WORK ORDER
Among the records below, count the lines where "patientID" occurs, and report that total alone.

Saved data entries:
▽
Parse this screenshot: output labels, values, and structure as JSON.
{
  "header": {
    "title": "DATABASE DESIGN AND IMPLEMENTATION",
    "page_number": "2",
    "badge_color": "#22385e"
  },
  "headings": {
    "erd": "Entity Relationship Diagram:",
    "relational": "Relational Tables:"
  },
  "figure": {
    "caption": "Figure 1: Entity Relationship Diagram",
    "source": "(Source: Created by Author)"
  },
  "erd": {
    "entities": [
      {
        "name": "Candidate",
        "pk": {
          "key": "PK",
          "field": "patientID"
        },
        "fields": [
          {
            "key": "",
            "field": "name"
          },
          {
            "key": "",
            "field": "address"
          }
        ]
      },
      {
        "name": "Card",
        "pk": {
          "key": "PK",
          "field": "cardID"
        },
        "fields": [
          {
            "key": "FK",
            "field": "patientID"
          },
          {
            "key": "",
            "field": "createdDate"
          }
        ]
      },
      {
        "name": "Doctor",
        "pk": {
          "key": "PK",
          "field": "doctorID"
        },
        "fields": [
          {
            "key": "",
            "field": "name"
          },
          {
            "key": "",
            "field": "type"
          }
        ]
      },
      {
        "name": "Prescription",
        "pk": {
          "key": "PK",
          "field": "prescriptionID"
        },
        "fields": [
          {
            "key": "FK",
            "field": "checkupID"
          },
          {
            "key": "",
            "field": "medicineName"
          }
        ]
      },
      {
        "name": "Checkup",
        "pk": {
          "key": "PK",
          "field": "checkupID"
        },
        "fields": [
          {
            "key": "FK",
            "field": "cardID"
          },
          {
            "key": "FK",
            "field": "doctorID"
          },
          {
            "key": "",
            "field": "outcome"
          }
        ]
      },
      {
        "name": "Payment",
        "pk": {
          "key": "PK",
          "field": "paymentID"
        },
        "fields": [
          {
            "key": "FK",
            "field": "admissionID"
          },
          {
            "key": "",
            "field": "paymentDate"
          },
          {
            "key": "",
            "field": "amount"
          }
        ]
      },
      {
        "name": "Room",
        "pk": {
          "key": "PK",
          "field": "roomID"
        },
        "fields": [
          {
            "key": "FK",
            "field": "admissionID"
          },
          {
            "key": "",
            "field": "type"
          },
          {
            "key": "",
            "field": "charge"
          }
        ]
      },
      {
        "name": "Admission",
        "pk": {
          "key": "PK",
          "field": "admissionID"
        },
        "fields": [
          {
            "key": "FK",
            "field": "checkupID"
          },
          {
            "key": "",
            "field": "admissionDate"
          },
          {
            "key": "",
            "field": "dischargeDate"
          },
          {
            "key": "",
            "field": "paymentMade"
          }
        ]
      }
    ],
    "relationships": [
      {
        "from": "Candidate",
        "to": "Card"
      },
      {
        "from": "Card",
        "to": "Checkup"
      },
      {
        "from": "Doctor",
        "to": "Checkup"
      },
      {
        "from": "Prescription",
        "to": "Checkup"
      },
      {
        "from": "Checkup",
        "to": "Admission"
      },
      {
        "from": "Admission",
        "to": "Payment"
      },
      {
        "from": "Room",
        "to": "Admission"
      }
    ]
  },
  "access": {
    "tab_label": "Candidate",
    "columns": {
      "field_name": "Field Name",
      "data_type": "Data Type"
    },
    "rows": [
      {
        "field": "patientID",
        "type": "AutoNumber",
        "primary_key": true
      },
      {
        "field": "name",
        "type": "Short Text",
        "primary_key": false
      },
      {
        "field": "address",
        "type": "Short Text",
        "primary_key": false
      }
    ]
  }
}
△
ANSWER TO THIS EXERCISE
3